* Exercise instructions *
Start to finish, return the listing exactly as written.

* Data records *
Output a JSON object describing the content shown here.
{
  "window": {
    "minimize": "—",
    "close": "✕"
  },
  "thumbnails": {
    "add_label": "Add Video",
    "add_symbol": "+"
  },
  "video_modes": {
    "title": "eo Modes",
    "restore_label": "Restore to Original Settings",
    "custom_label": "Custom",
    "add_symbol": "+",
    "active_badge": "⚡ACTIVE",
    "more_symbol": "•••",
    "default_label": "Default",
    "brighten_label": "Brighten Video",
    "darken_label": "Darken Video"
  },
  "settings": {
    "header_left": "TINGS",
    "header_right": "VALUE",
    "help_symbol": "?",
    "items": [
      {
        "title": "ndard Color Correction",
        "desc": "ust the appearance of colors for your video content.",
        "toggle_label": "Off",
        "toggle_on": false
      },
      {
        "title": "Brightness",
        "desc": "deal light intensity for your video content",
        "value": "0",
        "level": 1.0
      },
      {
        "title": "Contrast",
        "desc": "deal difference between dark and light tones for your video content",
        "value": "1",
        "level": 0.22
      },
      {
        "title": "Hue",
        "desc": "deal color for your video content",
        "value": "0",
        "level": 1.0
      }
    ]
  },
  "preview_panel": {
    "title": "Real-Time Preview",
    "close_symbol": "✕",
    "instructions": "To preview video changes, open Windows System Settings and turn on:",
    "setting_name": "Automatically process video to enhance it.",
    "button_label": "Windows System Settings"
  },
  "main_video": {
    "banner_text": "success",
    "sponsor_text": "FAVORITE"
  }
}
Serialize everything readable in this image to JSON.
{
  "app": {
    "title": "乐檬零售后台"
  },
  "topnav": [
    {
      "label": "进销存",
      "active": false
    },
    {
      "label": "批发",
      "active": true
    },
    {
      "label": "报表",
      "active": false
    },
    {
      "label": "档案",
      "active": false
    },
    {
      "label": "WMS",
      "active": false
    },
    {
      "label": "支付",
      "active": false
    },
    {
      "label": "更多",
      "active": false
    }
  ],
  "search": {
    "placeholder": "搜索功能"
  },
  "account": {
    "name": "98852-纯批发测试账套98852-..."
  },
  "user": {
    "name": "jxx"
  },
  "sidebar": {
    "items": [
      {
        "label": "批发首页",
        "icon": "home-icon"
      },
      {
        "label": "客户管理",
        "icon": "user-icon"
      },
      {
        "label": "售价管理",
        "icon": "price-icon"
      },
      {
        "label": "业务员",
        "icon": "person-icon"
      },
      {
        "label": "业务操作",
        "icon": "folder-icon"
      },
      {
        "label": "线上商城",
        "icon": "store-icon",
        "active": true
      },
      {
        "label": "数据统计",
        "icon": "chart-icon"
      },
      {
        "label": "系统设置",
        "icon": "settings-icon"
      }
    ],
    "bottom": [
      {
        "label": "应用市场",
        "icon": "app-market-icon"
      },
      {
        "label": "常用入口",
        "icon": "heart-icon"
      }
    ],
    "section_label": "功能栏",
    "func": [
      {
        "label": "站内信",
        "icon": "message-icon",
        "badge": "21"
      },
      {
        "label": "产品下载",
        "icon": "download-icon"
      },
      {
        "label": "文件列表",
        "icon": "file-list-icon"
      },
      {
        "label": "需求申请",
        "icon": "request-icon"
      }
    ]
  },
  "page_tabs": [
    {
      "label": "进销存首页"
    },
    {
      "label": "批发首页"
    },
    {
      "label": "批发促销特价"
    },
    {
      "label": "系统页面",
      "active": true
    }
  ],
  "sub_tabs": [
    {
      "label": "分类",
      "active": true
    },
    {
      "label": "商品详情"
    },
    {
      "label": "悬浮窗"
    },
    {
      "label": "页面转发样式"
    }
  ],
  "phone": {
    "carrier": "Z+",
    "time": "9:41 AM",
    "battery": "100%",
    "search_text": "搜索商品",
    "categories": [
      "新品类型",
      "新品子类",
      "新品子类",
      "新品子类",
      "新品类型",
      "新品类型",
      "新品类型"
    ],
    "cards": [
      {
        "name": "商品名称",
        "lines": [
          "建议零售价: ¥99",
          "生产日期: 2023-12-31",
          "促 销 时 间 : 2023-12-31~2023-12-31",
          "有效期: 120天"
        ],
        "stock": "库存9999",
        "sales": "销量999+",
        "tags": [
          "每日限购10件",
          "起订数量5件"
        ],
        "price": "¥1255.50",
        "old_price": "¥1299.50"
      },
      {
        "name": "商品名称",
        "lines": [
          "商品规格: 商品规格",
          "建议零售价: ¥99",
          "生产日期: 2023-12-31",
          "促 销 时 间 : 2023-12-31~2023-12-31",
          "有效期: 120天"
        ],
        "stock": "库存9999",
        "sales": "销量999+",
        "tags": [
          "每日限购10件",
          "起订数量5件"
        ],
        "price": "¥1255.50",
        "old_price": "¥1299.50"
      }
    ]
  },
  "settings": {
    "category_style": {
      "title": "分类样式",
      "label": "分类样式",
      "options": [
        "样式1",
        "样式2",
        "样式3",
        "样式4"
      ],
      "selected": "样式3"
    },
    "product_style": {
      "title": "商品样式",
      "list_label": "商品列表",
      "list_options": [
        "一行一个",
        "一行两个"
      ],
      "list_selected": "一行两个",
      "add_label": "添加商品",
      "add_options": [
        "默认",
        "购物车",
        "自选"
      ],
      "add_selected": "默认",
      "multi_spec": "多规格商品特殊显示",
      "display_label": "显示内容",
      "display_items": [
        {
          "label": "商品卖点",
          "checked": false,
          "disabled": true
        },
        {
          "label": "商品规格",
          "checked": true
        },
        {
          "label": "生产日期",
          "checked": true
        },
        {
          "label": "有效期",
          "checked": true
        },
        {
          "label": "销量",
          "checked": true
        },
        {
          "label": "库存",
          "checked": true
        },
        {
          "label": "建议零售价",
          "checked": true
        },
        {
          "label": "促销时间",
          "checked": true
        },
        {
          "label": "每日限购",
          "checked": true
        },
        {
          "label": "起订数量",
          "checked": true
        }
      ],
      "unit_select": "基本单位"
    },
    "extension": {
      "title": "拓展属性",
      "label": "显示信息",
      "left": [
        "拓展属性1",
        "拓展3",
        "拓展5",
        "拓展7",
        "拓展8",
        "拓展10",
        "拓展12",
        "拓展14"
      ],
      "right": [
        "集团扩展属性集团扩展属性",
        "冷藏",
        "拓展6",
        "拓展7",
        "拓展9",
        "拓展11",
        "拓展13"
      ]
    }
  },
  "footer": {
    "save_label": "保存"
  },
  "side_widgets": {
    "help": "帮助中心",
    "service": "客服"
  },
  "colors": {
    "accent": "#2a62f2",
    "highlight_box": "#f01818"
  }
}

* Task solution *
Output a JSON object describing the content shown here.
{
  "window": {
    "minimize": "—",
    "close": "✕"
  },
  "thumbnails": {
    "add_label": "Add Video",
    "add_symbol": "+"
  },
  "video_modes": {
    "title": "eo Modes",
    "restore_label": "Restore to Original Settings",
    "custom_label": "Custom",
    "add_symbol": "+",
    "active_badge": "⚡ACTIVE",
    "more_symbol": "•••",
    "default_label": "Default",
    "brighten_label": "Brighten Video",
    "darken_label": "Darken Video"
  },
  "settings": {
    "header_left": "TINGS",
    "header_right": "VALUE",
    "help_symbol": "?",
    "items": [
      {
        "title": "ndard Color Correction",
        "desc": "ust the appearance of colors for your video content.",
        "toggle_label": "Off",
        "toggle_on": false
      },
      {
        "title": "Brightness",
        "desc": "deal light intensity for your video content",
        "value": "0",
        "level": 1.0
      },
      {
        "title": "Contrast",
        "desc": "deal difference between dark and light tones for your video content",
        "value": "1",
        "level": 0.22
      },
      {
        "title": "Hue",
        "desc": "deal color for your video content",
        "value": "0",
        "level": 1.0
      }
    ]
  },
  "preview_panel": {
    "title": "Real-Time Preview",
    "close_symbol": "✕",
    "instructions": "To preview video changes, open Windows System Settings and turn on:",
    "setting_name": "Automatically process video to enhance it.",
    "button_label": "Windows System Settings"
  },
  "main_video": {
    "banner_text": "success",
    "sponsor_text": "FAVORITE"
  }
}
Serialize everything readable in this image to JSON.
{
  "app": {
    "title": "乐檬零售后台"
  },
  "topnav": [
    {
      "label": "进销存",
      "active": false
    },
    {
      "label": "批发",
      "active": true
    },
    {
      "label": "报表",
      "active": false
    },
    {
      "label": "档案",
      "active": false
    },
    {
      "label": "WMS",
      "active": false
    },
    {
      "label": "支付",
      "active": false
    },
    {
      "label": "更多",
      "active": false
    }
  ],
  "search": {
    "placeholder": "搜索功能"
  },
  "account": {
    "name": "98852-纯批发测试账套98852-..."
  },
  "user": {
    "name": "jxx"
  },
  "sidebar": {
    "items": [
      {
        "label": "批发首页",
        "icon": "home-icon"
      },
      {
        "label": "客户管理",
        "icon": "user-icon"
      },
      {
        "label": "售价管理",
        "icon": "price-icon"
      },
      {
        "label": "业务员",
        "icon": "person-icon"
      },
      {
        "label": "业务操作",
        "icon": "folder-icon"
      },
      {
        "label": "线上商城",
        "icon": "store-icon",
        "active": true
      },
      {
        "label": "数据统计",
        "icon": "chart-icon"
      },
      {
        "label": "系统设置",
        "icon": "settings-icon"
      }
    ],
    "bottom": [
      {
        "label": "应用市场",
        "icon": "app-market-icon"
      },
      {
        "label": "常用入口",
        "icon": "heart-icon"
      }
    ],
    "section_label": "功能栏",
    "func": [
      {
        "label": "站内信",
        "icon": "message-icon",
        "badge": "21"
      },
      {
        "label": "产品下载",
        "icon": "download-icon"
      },
      {
        "label": "文件列表",
        "icon": "file-list-icon"
      },
      {
        "label": "需求申请",
        "icon": "request-icon"
      }
    ]
  },
  "page_tabs": [
    {
      "label": "进销存首页"
    },
    {
      "label": "批发首页"
    },
    {
      "label": "批发促销特价"
    },
    {
      "label": "系统页面",
      "active": true
    }
  ],
  "sub_tabs": [
    {
      "label": "分类",
      "active": true
    },
    {
      "label": "商品详情"
    },
    {
      "label": "悬浮窗"
    },
    {
      "label": "页面转发样式"
    }
  ],
  "phone": {
    "carrier": "Z+",
    "time": "9:41 AM",
    "battery": "100%",
    "search_text": "搜索商品",
    "categories": [
      "新品类型",
      "新品子类",
      "新品子类",
      "新品子类",
      "新品类型",
      "新品类型",
      "新品类型"
    ],
    "cards": [
      {
        "name": "商品名称",
        "lines": [
          "建议零售价: ¥99",
          "生产日期: 2023-12-31",
          "促 销 时 间 : 2023-12-31~2023-12-31",
          "有效期: 120天"
        ],
        "stock": "库存9999",
        "sales": "销量999+",
        "tags": [
          "每日限购10件",
          "起订数量5件"
        ],
        "price": "¥1255.50",
        "old_price": "¥1299.50"
      },
      {
        "name": "商品名称",
        "lines": [
          "商品规格: 商品规格",
          "建议零售价: ¥99",
          "生产日期: 2023-12-31",
          "促 销 时 间 : 2023-12-31~2023-12-31",
          "有效期: 120天"
        ],
        "stock": "库存9999",
        "sales": "销量999+",
        "tags": [
          "每日限购10件",
          "起订数量5件"
        ],
        "price": "¥1255.50",
        "old_price": "¥1299.50"
      }
    ]
  },
  "settings": {
    "category_style": {
      "title": "分类样式",
      "label": "分类样式",
      "options": [
        "样式1",
        "样式2",
        "样式3",
        "样式4"
      ],
      "selected": "样式3"
    },
    "product_style": {
      "title": "商品样式",
      "list_label": "商品列表",
      "list_options": [
        "一行一个",
        "一行两个"
      ],
      "list_selected": "一行两个",
      "add_label": "添加商品",
      "add_options": [
        "默认",
        "购物车",
        "自选"
      ],
      "add_selected": "默认",
      "multi_spec": "多规格商品特殊显示",
      "display_label": "显示内容",
      "display_items": [
        {
          "label": "商品卖点",
          "checked": false,
          "disabled": true
        },
        {
          "label": "商品规格",
          "checked": true
        },
        {
          "label": "生产日期",
          "checked": true
        },
        {
          "label": "有效期",
          "checked": true
        },
        {
          "label": "销量",
          "checked": true
        },
        {
          "label": "库存",
          "checked": true
        },
        {
          "label": "建议零售价",
          "checked": true
        },
        {
          "label": "促销时间",
          "checked": true
        },
        {
          "label": "每日限购",
          "checked": true
        },
        {
          "label": "起订数量",
          "checked": true
        }
      ],
      "unit_select": "基本单位"
    },
    "extension": {
      "title": "拓展属性",
      "label": "显示信息",
      "left": [
        "拓展属性1",
        "拓展3",
        "拓展5",
        "拓展7",
        "拓展8",
        "拓展10",
        "拓展12",
        "拓展14"
      ],
      "right": [
        "集团扩展属性集团扩展属性",
        "冷藏",
        "拓展6",
        "拓展7",
        "拓展9",
        "拓展11",
        "拓展13"
      ]
    }
  },
  "footer": {
    "save_label": "保存"
  },
  "side_widgets": {
    "help": "帮助中心",
    "service": "客服"
  },
  "colors": {
    "accent": "#2a62f2",
    "highlight_box": "#f01818"
  }
}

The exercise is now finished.